Survival and Wrongful Death are tort claims made after the death of an individual in an at-fault situation. This means that the deceased must be victim of a tort, before death or at the time of death. Survival actions are raised by the executives of the victim’s estate, and are continuations of tort actions that the victim would have been entitled to raise in life. Wrongful death claims are made by surviving dependent’s for the loss of the decedent’s contributions to their lives.
Wrongful death claims are torts held against individuals who can be found liable for a person’s death. As the dead cannot press charges, wrongful death charges are civil/tort actions brought against those responsible according to statute. As wrongful death claims are not criminal charges, the standard of poof beyond reasonable doubt in the United States Criminal Court System does not apply.
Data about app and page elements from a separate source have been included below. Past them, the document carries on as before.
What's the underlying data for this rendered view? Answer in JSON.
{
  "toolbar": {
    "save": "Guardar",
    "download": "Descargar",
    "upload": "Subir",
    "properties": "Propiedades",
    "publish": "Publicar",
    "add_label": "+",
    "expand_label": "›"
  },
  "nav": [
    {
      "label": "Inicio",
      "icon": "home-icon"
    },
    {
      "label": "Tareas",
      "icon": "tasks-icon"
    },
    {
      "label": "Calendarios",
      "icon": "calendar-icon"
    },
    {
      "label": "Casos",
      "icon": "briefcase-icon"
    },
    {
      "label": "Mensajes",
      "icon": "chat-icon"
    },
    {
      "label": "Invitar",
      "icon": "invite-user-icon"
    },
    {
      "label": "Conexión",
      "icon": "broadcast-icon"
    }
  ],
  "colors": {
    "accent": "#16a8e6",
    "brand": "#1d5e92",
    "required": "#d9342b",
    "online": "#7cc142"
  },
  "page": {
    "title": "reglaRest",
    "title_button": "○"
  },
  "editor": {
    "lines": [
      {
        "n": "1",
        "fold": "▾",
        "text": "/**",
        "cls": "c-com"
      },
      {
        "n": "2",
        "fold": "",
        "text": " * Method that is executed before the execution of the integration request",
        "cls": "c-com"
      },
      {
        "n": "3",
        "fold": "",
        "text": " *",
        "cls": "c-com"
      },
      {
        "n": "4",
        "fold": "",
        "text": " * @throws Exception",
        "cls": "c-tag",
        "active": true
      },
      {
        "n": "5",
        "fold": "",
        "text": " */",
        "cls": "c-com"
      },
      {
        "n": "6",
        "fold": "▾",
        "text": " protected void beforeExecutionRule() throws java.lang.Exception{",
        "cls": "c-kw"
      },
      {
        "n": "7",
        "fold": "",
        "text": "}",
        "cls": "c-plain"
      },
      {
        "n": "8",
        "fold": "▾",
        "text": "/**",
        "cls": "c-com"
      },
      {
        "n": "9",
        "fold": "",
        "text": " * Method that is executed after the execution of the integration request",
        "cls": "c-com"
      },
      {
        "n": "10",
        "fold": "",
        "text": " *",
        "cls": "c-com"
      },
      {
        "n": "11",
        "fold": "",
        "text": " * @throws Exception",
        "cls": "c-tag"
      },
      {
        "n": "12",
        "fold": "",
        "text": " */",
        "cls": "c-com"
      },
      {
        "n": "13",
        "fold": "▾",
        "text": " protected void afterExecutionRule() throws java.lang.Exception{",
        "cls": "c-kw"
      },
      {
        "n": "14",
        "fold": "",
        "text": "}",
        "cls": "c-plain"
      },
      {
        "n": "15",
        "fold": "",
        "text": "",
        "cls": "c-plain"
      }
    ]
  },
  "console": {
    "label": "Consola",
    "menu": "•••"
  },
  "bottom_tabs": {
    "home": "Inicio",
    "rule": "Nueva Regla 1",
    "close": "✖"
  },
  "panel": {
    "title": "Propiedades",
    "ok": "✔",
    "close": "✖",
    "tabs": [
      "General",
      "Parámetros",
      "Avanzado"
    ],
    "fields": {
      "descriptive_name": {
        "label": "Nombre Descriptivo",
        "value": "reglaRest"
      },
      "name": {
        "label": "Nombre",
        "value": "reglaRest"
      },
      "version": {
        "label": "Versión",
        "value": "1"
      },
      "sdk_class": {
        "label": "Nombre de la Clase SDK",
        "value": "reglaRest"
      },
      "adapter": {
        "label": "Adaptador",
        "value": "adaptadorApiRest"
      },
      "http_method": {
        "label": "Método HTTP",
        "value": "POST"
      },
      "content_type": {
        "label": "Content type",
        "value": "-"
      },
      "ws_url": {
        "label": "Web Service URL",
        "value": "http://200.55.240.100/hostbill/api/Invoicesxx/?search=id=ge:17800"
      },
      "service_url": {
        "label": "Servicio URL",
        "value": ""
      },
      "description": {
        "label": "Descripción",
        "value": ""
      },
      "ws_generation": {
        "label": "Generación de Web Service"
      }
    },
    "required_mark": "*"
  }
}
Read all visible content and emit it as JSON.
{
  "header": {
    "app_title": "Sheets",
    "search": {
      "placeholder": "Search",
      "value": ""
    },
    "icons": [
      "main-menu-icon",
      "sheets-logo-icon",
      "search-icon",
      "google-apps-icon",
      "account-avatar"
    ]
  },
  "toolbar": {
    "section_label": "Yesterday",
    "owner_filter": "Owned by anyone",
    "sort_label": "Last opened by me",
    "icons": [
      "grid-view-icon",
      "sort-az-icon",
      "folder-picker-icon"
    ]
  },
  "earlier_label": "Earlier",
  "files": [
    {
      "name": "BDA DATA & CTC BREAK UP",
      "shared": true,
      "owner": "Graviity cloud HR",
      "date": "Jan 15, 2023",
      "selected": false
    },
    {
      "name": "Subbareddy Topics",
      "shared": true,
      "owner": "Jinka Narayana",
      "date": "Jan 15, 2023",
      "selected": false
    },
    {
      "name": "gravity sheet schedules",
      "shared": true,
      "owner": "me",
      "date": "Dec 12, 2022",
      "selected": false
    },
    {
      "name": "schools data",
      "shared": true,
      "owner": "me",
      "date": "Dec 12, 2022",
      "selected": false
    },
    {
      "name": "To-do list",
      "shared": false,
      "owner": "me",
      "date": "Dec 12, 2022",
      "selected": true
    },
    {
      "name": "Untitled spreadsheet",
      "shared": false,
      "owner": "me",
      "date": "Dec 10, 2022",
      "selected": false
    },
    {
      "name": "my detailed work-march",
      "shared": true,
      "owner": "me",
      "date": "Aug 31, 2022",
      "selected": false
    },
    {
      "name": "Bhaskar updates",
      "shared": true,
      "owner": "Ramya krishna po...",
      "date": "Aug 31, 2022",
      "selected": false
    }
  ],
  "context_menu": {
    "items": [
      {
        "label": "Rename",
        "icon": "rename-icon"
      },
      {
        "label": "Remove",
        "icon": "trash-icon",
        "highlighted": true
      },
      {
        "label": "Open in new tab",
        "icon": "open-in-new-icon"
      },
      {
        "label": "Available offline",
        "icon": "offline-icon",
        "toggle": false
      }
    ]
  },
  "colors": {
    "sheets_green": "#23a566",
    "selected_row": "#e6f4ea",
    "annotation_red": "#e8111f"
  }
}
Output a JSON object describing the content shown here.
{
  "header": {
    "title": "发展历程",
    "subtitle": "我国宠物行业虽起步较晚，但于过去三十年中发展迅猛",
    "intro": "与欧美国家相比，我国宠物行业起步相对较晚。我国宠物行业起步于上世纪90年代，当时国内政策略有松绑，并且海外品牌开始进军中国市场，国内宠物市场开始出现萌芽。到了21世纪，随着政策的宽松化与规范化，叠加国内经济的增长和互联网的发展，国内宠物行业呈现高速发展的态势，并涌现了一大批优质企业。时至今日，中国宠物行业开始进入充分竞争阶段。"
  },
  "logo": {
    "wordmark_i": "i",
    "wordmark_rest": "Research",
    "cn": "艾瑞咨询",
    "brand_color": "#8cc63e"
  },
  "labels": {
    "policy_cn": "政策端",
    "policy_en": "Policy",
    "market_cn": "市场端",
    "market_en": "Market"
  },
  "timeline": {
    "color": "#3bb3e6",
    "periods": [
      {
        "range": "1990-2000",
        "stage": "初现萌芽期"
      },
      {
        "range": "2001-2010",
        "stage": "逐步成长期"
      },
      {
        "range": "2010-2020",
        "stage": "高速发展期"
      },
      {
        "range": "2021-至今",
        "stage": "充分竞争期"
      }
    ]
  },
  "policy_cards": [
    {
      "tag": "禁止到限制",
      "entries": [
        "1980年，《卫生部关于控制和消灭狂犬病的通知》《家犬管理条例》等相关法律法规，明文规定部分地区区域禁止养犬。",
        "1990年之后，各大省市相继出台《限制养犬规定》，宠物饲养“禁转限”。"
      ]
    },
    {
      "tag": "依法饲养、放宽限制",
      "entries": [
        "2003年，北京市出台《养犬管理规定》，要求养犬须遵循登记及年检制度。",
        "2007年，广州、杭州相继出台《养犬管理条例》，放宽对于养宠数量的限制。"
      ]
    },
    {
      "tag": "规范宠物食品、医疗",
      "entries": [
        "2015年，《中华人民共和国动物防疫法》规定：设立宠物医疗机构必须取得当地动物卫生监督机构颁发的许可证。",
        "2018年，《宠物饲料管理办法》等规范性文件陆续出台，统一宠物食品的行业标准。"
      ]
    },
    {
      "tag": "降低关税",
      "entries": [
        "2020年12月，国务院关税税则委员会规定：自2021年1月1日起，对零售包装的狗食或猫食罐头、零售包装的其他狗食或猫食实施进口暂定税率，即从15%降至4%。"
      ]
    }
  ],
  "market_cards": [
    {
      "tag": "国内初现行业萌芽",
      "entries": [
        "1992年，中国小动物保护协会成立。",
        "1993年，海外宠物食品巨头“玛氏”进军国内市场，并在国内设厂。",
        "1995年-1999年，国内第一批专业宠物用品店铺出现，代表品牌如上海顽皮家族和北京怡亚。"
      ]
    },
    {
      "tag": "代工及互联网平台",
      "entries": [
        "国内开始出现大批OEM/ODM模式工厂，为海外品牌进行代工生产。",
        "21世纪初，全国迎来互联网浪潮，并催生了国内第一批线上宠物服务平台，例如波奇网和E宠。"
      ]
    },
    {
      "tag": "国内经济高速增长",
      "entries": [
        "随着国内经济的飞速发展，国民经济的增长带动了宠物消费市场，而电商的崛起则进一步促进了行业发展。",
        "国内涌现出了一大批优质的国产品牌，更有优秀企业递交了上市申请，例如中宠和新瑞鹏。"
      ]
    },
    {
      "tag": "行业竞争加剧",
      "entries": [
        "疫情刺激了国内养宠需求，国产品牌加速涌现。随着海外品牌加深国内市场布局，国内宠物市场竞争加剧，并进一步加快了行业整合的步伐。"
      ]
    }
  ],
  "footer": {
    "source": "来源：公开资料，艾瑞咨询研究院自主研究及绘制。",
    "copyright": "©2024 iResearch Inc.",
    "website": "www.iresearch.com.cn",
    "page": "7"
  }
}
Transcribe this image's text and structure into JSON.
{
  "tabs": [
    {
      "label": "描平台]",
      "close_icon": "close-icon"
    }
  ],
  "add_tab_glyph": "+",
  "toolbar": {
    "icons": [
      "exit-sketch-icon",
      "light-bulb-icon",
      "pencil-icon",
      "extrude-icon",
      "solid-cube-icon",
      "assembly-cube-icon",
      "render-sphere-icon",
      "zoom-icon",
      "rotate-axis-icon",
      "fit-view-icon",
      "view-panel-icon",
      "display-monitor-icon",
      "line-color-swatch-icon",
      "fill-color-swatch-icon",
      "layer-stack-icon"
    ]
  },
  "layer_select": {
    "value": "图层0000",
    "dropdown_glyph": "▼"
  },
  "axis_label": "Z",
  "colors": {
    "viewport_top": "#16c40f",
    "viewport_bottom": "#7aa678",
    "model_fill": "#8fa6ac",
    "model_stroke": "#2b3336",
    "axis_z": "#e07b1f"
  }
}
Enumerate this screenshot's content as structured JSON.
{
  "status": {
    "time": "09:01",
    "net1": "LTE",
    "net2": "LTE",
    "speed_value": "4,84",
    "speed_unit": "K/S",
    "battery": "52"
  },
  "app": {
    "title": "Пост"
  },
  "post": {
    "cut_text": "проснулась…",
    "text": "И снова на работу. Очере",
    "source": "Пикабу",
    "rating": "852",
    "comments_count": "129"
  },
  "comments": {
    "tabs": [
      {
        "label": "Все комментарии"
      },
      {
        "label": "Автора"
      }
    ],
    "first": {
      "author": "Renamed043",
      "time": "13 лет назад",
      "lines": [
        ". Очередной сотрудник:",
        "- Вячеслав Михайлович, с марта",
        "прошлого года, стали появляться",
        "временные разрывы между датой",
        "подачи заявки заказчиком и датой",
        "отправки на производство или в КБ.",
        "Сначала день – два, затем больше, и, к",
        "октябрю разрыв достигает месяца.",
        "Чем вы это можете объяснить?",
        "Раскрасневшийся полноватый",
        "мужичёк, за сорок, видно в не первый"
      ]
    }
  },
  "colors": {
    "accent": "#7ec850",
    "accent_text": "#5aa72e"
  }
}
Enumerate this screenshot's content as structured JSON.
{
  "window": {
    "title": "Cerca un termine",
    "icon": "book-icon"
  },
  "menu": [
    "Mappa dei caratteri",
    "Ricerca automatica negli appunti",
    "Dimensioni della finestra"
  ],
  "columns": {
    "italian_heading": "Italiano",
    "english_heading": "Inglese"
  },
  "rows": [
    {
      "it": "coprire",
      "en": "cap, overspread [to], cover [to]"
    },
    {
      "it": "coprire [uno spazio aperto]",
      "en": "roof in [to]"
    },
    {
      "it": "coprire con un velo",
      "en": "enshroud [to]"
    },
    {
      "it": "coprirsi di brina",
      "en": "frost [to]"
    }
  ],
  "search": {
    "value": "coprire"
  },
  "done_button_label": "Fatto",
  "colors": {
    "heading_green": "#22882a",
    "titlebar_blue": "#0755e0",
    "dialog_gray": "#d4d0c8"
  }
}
Rather, wrongful death claims hinge on the prosecution’s ability to prove negligence or intent with regard to the defendant’s role in the decedent’s demise. Contact a wrongful death lawyer for legal advice and assistance.
Actions Under Survival Statutes:
Actions Under Survival Statutes are continuations of tort offenses against the deceased. As the deceased can no longer bring about legal action against the torfteasor, the surviving heirs and family may sue under survival statutes for tort action that survives the death of the victim. These survival torts include negligence and tortious actions that resulted in the victim, as well as tortious offenses inflicted on the decedent prior to his or her death. It is important to note that double recovery for Survival Torts and Wrongful Death is not allowed for the same offense.
Actions Under Wrongful Death Statutes:
The purpose of a wrongful death suit is to provide compensation to the surviving family members or rightful heirs to a person whose death can be attributed to a particular person. Wrongful death may be auto-accident related, or be the result of a crime. Actions under wrongful death statutes are considered the civil/tort counterparts to the criminal charges pressed by the family of the deceased. In most cases, the damages sought by the family of the deceased are for income formerly provided by the decedent, which is now absent from the family’s household.